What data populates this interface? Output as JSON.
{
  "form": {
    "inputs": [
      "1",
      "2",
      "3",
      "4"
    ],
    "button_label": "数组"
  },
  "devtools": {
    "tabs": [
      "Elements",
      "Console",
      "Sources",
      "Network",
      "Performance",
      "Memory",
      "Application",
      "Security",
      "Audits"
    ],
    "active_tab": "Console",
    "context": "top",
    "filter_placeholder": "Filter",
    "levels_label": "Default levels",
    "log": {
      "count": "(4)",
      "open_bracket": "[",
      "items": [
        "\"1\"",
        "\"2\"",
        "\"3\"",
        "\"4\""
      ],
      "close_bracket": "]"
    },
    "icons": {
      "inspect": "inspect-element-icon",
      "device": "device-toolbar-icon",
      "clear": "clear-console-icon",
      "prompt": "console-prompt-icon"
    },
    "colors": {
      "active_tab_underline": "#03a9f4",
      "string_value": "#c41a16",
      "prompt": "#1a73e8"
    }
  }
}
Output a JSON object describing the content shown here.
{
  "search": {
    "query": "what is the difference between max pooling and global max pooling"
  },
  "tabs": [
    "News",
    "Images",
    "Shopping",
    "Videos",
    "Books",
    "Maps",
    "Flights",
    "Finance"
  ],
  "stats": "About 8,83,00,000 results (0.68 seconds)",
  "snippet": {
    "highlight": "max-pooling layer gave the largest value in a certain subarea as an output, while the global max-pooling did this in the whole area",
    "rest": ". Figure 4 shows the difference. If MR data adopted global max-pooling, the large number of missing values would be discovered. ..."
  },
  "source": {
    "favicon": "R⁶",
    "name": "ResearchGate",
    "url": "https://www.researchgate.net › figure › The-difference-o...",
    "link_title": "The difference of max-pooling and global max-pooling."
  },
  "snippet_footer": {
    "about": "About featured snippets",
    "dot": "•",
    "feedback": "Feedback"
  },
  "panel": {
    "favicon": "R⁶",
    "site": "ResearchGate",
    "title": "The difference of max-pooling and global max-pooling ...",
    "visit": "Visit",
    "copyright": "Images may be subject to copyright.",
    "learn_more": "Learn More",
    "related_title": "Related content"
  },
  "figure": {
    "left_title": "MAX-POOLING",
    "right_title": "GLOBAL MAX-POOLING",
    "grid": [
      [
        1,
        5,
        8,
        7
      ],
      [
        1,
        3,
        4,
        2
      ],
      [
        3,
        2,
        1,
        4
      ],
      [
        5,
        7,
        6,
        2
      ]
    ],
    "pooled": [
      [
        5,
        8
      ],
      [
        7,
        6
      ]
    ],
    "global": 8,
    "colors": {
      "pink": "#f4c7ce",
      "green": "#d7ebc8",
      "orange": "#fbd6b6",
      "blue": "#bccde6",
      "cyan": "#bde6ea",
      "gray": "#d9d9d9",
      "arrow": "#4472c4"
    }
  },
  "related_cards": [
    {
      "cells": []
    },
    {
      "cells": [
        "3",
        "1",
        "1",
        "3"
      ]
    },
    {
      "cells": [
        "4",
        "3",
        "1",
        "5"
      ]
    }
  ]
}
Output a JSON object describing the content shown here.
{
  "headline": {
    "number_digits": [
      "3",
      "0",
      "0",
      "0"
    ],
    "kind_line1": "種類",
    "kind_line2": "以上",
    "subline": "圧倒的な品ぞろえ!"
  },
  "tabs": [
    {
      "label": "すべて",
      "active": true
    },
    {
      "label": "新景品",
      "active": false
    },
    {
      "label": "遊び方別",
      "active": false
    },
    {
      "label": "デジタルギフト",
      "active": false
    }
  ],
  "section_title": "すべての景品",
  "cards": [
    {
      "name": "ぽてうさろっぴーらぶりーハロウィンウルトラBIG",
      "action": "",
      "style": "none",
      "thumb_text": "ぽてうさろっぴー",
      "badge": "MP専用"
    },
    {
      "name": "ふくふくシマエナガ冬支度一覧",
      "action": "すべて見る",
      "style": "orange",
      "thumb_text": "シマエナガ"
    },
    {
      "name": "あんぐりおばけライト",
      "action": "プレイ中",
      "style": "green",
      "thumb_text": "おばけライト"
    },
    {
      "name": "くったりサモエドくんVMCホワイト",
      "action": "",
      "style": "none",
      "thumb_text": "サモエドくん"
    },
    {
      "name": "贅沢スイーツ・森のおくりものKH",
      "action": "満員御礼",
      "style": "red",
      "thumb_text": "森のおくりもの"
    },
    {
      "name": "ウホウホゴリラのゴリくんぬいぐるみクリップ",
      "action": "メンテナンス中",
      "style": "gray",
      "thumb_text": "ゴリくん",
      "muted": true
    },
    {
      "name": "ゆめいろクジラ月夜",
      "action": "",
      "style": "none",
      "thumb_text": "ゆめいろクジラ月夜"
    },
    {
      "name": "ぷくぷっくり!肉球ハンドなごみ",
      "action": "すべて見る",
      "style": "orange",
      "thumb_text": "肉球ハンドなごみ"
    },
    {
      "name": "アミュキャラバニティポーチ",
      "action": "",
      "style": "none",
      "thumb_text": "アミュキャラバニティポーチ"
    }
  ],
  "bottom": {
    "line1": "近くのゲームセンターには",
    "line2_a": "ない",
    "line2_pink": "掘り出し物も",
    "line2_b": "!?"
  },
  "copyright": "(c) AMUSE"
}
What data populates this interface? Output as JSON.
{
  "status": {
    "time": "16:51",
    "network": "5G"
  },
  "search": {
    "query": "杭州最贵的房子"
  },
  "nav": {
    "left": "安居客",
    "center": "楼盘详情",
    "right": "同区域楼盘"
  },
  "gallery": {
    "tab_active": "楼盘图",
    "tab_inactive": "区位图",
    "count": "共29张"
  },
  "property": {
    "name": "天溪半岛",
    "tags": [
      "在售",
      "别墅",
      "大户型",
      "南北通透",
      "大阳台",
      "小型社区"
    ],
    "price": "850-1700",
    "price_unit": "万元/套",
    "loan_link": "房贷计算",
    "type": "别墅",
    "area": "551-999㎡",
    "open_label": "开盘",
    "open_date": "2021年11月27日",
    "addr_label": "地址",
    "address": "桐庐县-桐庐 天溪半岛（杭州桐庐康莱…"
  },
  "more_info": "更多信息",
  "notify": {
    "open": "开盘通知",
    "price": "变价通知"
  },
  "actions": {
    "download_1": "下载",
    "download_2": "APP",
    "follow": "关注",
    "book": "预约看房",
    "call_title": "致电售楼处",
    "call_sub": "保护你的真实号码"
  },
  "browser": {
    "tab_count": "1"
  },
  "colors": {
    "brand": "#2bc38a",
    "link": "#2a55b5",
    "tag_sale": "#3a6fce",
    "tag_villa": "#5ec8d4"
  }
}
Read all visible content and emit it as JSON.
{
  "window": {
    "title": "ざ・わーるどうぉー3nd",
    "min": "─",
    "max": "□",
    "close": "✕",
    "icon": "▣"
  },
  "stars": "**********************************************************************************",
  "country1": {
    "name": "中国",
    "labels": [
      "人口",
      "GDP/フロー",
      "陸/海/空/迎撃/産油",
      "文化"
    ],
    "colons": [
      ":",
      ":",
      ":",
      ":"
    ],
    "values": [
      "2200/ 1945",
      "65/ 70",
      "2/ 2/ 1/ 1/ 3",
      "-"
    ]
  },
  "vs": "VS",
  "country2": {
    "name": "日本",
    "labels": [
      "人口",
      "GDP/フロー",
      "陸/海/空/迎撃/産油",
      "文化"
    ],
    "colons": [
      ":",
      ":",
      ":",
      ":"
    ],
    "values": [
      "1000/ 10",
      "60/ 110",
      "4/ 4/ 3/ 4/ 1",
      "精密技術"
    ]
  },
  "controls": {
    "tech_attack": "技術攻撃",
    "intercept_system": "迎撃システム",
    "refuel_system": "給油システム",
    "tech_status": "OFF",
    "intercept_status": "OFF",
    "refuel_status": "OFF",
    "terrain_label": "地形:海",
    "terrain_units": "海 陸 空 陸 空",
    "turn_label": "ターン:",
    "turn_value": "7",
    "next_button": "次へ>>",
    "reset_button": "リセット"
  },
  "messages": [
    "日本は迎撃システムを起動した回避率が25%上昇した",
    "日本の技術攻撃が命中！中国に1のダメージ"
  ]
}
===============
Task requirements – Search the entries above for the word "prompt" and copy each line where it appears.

Answer for this exercise –
      "prompt": "console-prompt-icon"
      "prompt": "#1a73e8"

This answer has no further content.